Would you restate every entry below word for word? Leave out the pictures.

**DATA EXTRACT:**
+ + + +
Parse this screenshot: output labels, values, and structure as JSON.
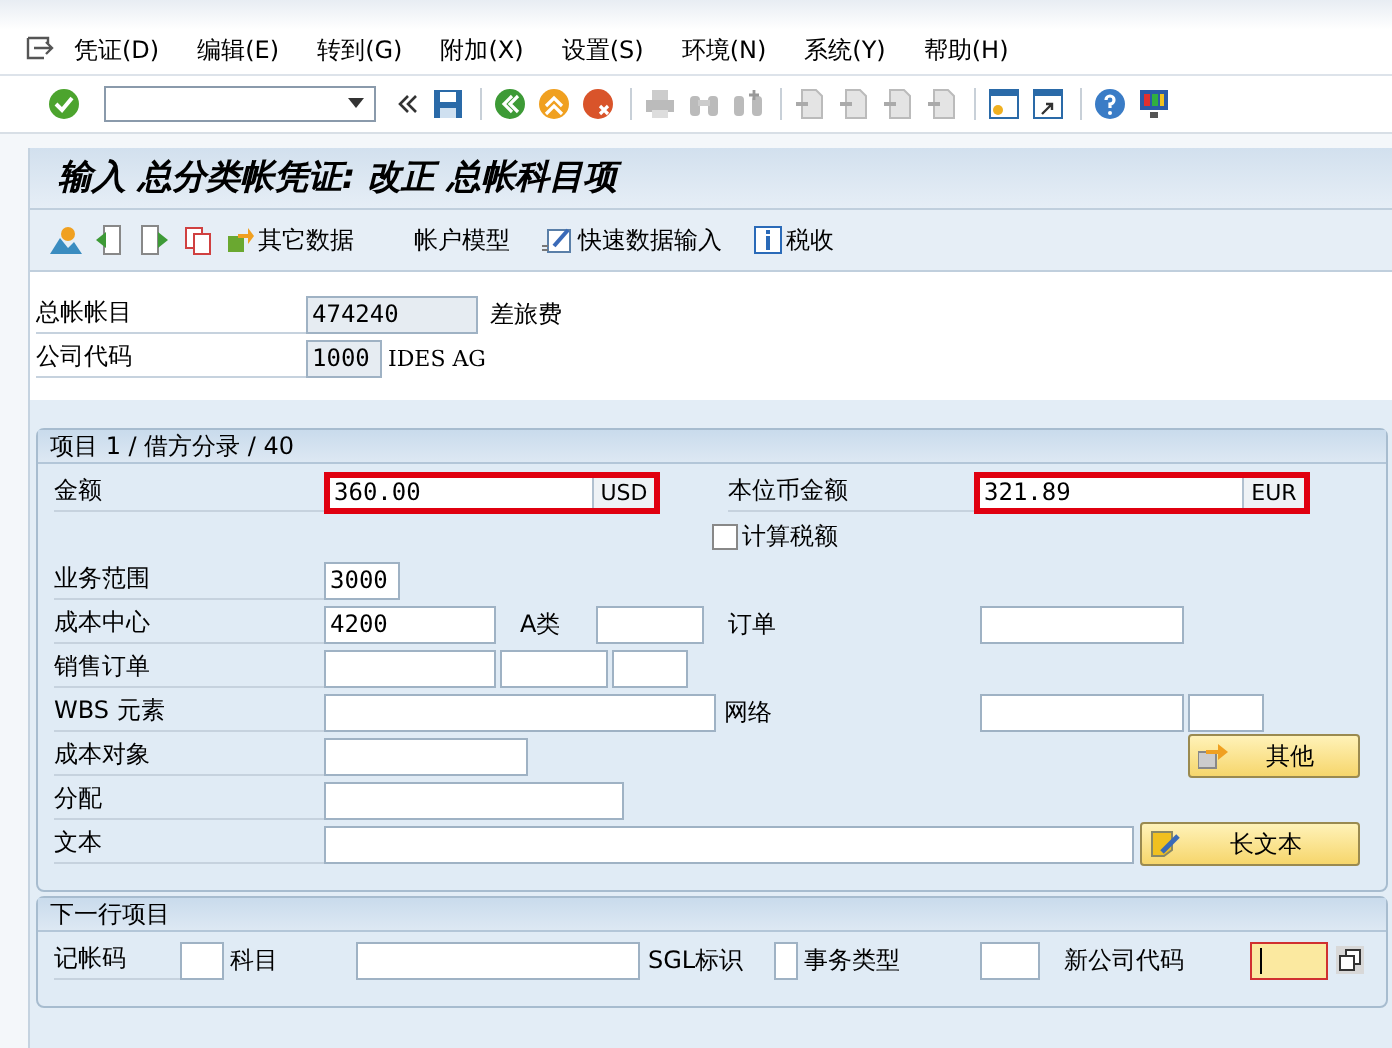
{
  "menu": [
    {
      "label": "凭证(D)"
    },
    {
      "label": "编辑(E)"
    },
    {
      "label": "转到(G)"
    },
    {
      "label": "附加(X)"
    },
    {
      "label": "设置(S)"
    },
    {
      "label": "环境(N)"
    },
    {
      "label": "系统(Y)"
    },
    {
      "label": "帮助(H)"
    }
  ],
  "title": "输入 总分类帐凭证: 改正 总帐科目项",
  "app_toolbar": [
    {
      "kind": "icon_text",
      "label": "其它数据"
    },
    {
      "kind": "text",
      "label": "帐户模型"
    },
    {
      "kind": "icon_text",
      "label": "快速数据输入"
    },
    {
      "kind": "info",
      "label": "税收"
    }
  ],
  "header": {
    "gl_account": {
      "label": "总帐帐目",
      "value": "474240",
      "description": "差旅费",
      "readonly": true
    },
    "company_code": {
      "label": "公司代码",
      "value": "1000",
      "description": "IDES AG",
      "readonly": true
    }
  },
  "item_section": {
    "title": "项目 1 / 借方分录 / 40",
    "amount": {
      "label": "金额",
      "value": "360.00",
      "currency": "USD",
      "highlighted": true
    },
    "local_amount": {
      "label": "本位币金额",
      "value": "321.89",
      "currency": "EUR",
      "highlighted": true
    },
    "calc_tax": {
      "label": "计算税额",
      "checked": false
    },
    "business_area": {
      "label": "业务范围",
      "value": "3000"
    },
    "cost_center": {
      "label": "成本中心",
      "value": "4200"
    },
    "a_class": {
      "label": "A类"
    },
    "order": {
      "label": "订单"
    },
    "sales_order": {
      "label": "销售订单"
    },
    "wbs": {
      "label": "WBS 元素"
    },
    "network": {
      "label": "网络"
    },
    "cost_object": {
      "label": "成本对象"
    },
    "other_button": {
      "label": "其他"
    },
    "assignment": {
      "label": "分配"
    },
    "text": {
      "label": "文本"
    },
    "long_text_button": {
      "label": "长文本"
    }
  },
  "next_item": {
    "title": "下一行项目",
    "posting_key": {
      "label": "记帐码"
    },
    "account": {
      "label": "科目"
    },
    "sgl": {
      "label": "SGL标识"
    },
    "transaction_type": {
      "label": "事务类型"
    },
    "new_company_code": {
      "label": "新公司代码",
      "focused": true
    }
  }
}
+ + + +
**RESULT OF THE EXERCISE:**
Parse this screenshot: output labels, values, and structure as JSON.
{
  "menu": [
    {
      "label": "凭证(D)"
    },
    {
      "label": "编辑(E)"
    },
    {
      "label": "转到(G)"
    },
    {
      "label": "附加(X)"
    },
    {
      "label": "设置(S)"
    },
    {
      "label": "环境(N)"
    },
    {
      "label": "系统(Y)"
    },
    {
      "label": "帮助(H)"
    }
  ],
  "title": "输入 总分类帐凭证: 改正 总帐科目项",
  "app_toolbar": [
    {
      "kind": "icon_text",
      "label": "其它数据"
    },
    {
      "kind": "text",
      "label": "帐户模型"
    },
    {
      "kind": "icon_text",
      "label": "快速数据输入"
    },
    {
      "kind": "info",
      "label": "税收"
    }
  ],
  "header": {
    "gl_account": {
      "label": "总帐帐目",
      "value": "474240",
      "description": "差旅费",
      "readonly": true
    },
    "company_code": {
      "label": "公司代码",
      "value": "1000",
      "description": "IDES AG",
      "readonly": true
    }
  },
  "item_section": {
    "title": "项目 1 / 借方分录 / 40",
    "amount": {
      "label": "金额",
      "value": "360.00",
      "currency": "USD",
      "highlighted": true
    },
    "local_amount": {
      "label": "本位币金额",
      "value": "321.89",
      "currency": "EUR",
      "highlighted": true
    },
    "calc_tax": {
      "label": "计算税额",
      "checked": false
    },
    "business_area": {
      "label": "业务范围",
      "value": "3000"
    },
    "cost_center": {
      "label": "成本中心",
      "value": "4200"
    },
    "a_class": {
      "label": "A类"
    },
    "order": {
      "label": "订单"
    },
    "sales_order": {
      "label": "销售订单"
    },
    "wbs": {
      "label": "WBS 元素"
    },
    "network": {
      "label": "网络"
    },
    "cost_object": {
      "label": "成本对象"
    },
    "other_button": {
      "label": "其他"
    },
    "assignment": {
      "label": "分配"
    },
    "text": {
      "label": "文本"
    },
    "long_text_button": {
      "label": "长文本"
    }
  },
  "next_item": {
    "title": "下一行项目",
    "posting_key": {
      "label": "记帐码"
    },
    "account": {
      "label": "科目"
    },
    "sgl": {
      "label": "SGL标识"
    },
    "transaction_type": {
      "label": "事务类型"
    },
    "new_company_code": {
      "label": "新公司代码",
      "focused": true
    }
  }
}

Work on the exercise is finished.